» **Assignment**
Where does the string "duration" occur in the entries below? Copy every line where it does.

» **Records supplied**
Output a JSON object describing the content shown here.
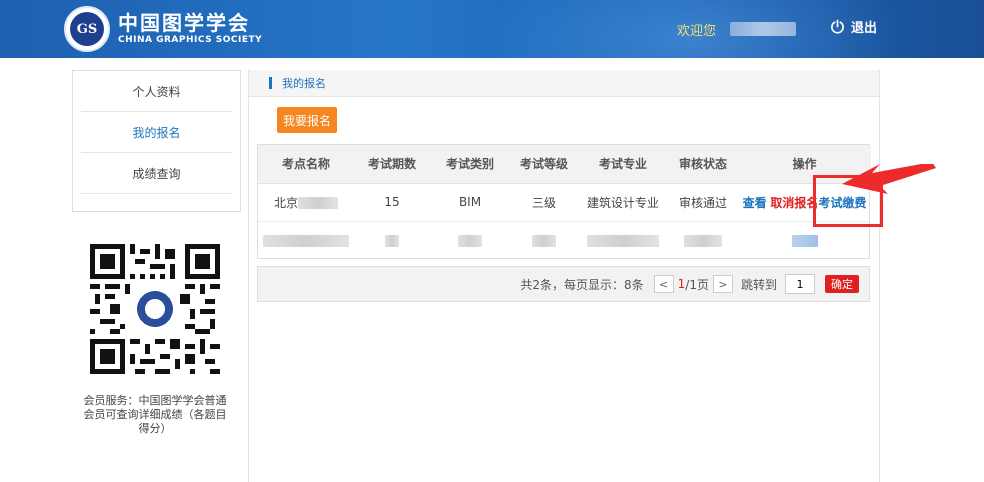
{
  "header": {
    "logo_cn": "中国图学学会",
    "logo_en": "CHINA GRAPHICS SOCIETY",
    "logo_mark": "GS",
    "welcome": "欢迎您",
    "logout": "退出",
    "colors": {
      "accent": "#1e73be",
      "welcome": "#f3e070"
    }
  },
  "sidebar": {
    "items": [
      {
        "label": "个人资料",
        "active": false
      },
      {
        "label": "我的报名",
        "active": true
      },
      {
        "label": "成绩查询",
        "active": false
      }
    ],
    "member_note": "会员服务：中国图学学会普通会员可查询详细成绩（各题目得分）"
  },
  "main": {
    "breadcrumb": "我的报名",
    "apply_button": "我要报名",
    "table": {
      "headers": [
        "考点名称",
        "考试期数",
        "考试类别",
        "考试等级",
        "考试专业",
        "审核状态",
        "操作"
      ],
      "rows": [
        {
          "site": "北京",
          "period": "15",
          "category": "BIM",
          "level": "三级",
          "major": "建筑设计专业",
          "status": "审核通过",
          "ops": {
            "view": "查看",
            "cancel": "取消报名",
            "pay": "考试缴费"
          }
        }
      ]
    },
    "pager": {
      "summary": "共2条，每页显示：8条",
      "prev": "<",
      "current": "1",
      "total": "/1页",
      "next": ">",
      "goto_label": "跳转到",
      "goto_value": "1",
      "confirm": "确定"
    }
  }
}
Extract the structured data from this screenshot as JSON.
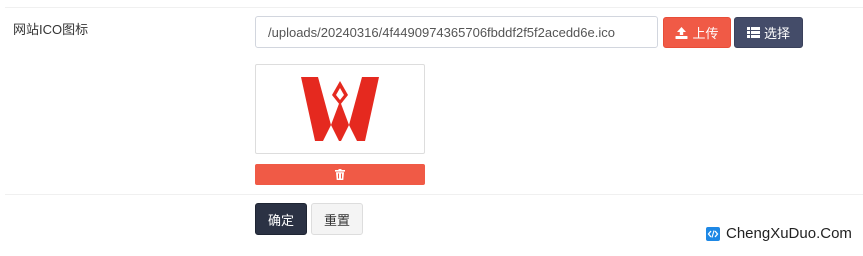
{
  "form": {
    "field_label": "网站ICO图标",
    "path_value": "/uploads/20240316/4f4490974365706fbddf2f5f2acedd6e.ico",
    "upload_label": "上传",
    "choose_label": "选择",
    "confirm_label": "确定",
    "reset_label": "重置"
  },
  "icons": {
    "upload": "upload-icon",
    "choose": "list-icon",
    "delete": "trash-icon",
    "preview": "w-logo",
    "watermark": "code-icon"
  },
  "colors": {
    "danger": "#f05a46",
    "primary": "#444c69",
    "dark": "#2b3244",
    "logo_red": "#e5291f",
    "watermark_icon": "#1e88e5"
  },
  "watermark": {
    "text": "ChengXuDuo.Com"
  }
}
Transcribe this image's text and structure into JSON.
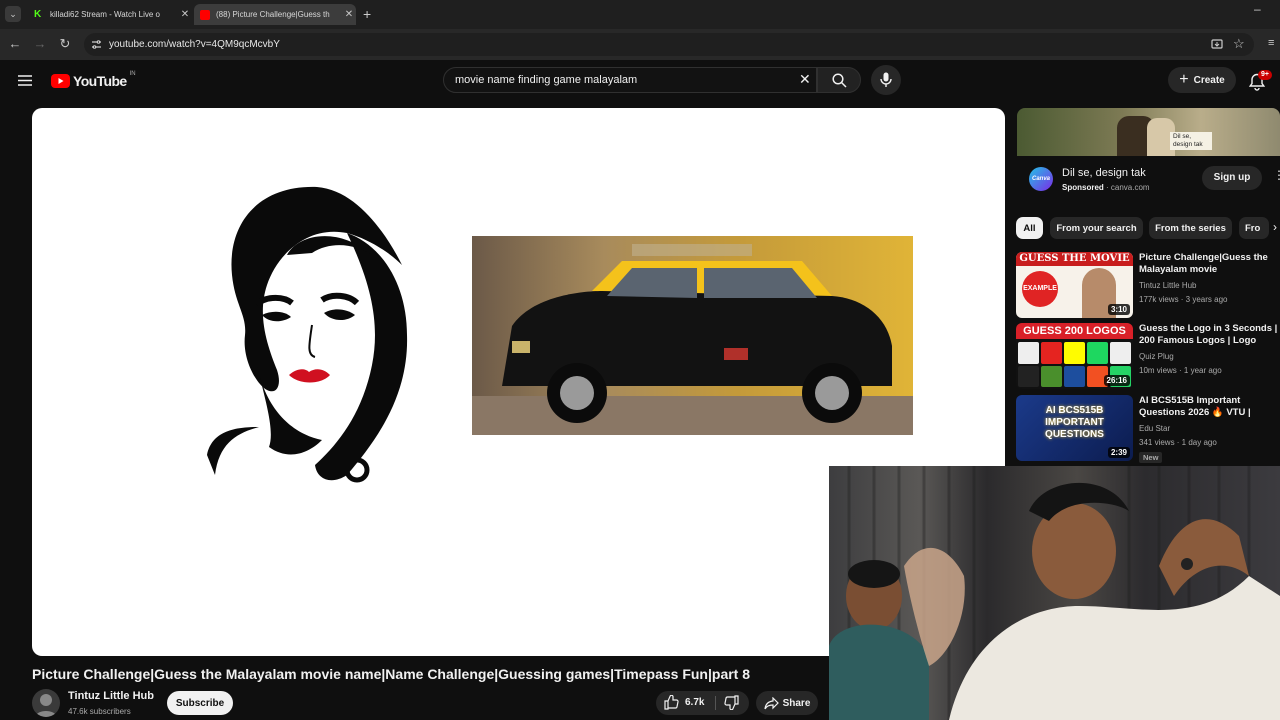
{
  "browser": {
    "tabs": [
      {
        "title": "killadi62 Stream - Watch Live o",
        "favicon_color": "#53fc18"
      },
      {
        "title": "(88) Picture Challenge|Guess th",
        "favicon_color": "#ff0000"
      }
    ],
    "url": "youtube.com/watch?v=4QM9qcMcvbY"
  },
  "youtube": {
    "logo_text": "YouTube",
    "country_code": "IN",
    "search_value": "movie name finding game malayalam",
    "create_label": "Create",
    "notification_count": "9+"
  },
  "video": {
    "title": "Picture Challenge|Guess the Malayalam movie name|Name Challenge|Guessing games|Timepass Fun|part 8",
    "channel_name": "Tintuz Little Hub",
    "subscribers": "47.6k subscribers",
    "subscribe_label": "Subscribe",
    "likes": "6.7k",
    "share_label": "Share"
  },
  "ad": {
    "title": "Dil se, design tak",
    "sponsored": "Sponsored",
    "domain": "canva.com",
    "cta": "Sign up",
    "brand": "Canva",
    "image_text": "Dil se, design tak"
  },
  "chips": [
    "All",
    "From your search",
    "From the series",
    "Fro"
  ],
  "recommendations": [
    {
      "title": "Picture Challenge|Guess the Malayalam movie name|Name...",
      "channel": "Tintuz Little Hub",
      "meta": "177k views · 3 years ago",
      "duration": "3:10",
      "thumb_text": "GUESS THE MOVIE",
      "thumb_badge": "EXAMPLE"
    },
    {
      "title": "Guess the Logo in 3 Seconds | 200 Famous Logos | Logo Qui...",
      "channel": "Quiz Plug",
      "meta": "10m views · 1 year ago",
      "duration": "26:16",
      "thumb_text": "GUESS 200 LOGOS"
    },
    {
      "title": "AI BCS515B Important Questions 2026 🔥 VTU | Scor...",
      "channel": "Edu Star",
      "meta": "341 views · 1 day ago",
      "duration": "2:39",
      "badge": "New",
      "thumb_text": "AI BCS515B IMPORTANT QUESTIONS"
    }
  ],
  "colors": {
    "background": "#0f0f0f",
    "youtube_red": "#ff0000",
    "pill": "#272727",
    "taxi_yellow": "#f4c21b"
  }
}
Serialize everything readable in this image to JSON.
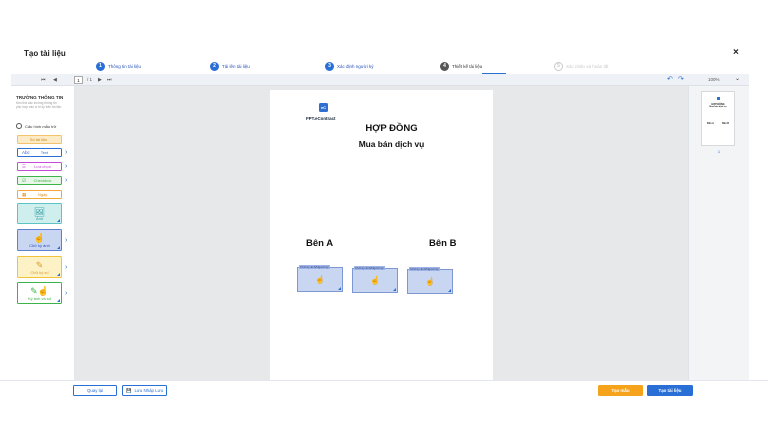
{
  "header": {
    "title": "Tạo tài liệu",
    "close": "×"
  },
  "steps": [
    {
      "num": "1",
      "label": "Thông tin tài liệu"
    },
    {
      "num": "2",
      "label": "Tải lên tài liệu"
    },
    {
      "num": "3",
      "label": "Xác định người ký"
    },
    {
      "num": "4",
      "label": "Thiết kế tài liệu"
    },
    {
      "num": "5",
      "label": "Xác nhận và hoàn tất"
    }
  ],
  "toolbar": {
    "first": "⏮",
    "prev": "◀",
    "page": "1",
    "total": "/ 1",
    "next": "▶",
    "last": "⏭",
    "undo": "↶",
    "redo": "↷",
    "zoom": "100%",
    "zoom_chevron": "⌄"
  },
  "left_panel": {
    "title": "TRƯỜNG THÔNG TIN",
    "desc": "Kéo thả các trường thông tin phù hợp vào vị trí ký trên tài liệu",
    "config_label": "Cấu hình mẫu trữ",
    "fields": {
      "f1": {
        "label": "Số tài liệu"
      },
      "f2": {
        "label": "Text",
        "icon": "Abc"
      },
      "f3": {
        "label": "Lựa chọn"
      },
      "f4": {
        "label": "Checkbox"
      },
      "f5": {
        "label": "Ngày"
      }
    },
    "big": {
      "anh": {
        "label": "Ảnh"
      },
      "chuky_anh": {
        "label": "Chữ ký ảnh"
      },
      "chuky_so": {
        "label": "Chữ ký số"
      },
      "kyanh_so": {
        "label": "Ký ảnh và số"
      }
    }
  },
  "doc": {
    "logo_icon": "eC",
    "logo_text": "FPT.eContract",
    "title": "HỢP ĐỒNG",
    "subtitle": "Mua bán dịch vụ",
    "party_a": "Bên A",
    "party_b": "Bên B",
    "sig_tags": [
      "Chữ ký ảnh/Người ký",
      "Chữ ký ảnh/Người ký",
      "Chữ ký ảnh/Người ký"
    ]
  },
  "thumbnail": {
    "title": "HỢP ĐỒNG",
    "subtitle": "Mua bán dịch vụ",
    "party_a": "Bên A",
    "party_b": "Bên B",
    "page_num": "1"
  },
  "footer": {
    "back": "Quay lại",
    "save_draft": "Lưu Nháp Lưu",
    "save_template": "Tạo mẫu",
    "create": "Tạo tài liệu"
  },
  "colors": {
    "primary": "#2a6fd6",
    "orange": "#f5a31a",
    "sig_fill": "#c9d6f1"
  }
}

» **Output of the exercise**
      "duration": "3:10",
      "duration": "26:16",
      "duration": "2:39",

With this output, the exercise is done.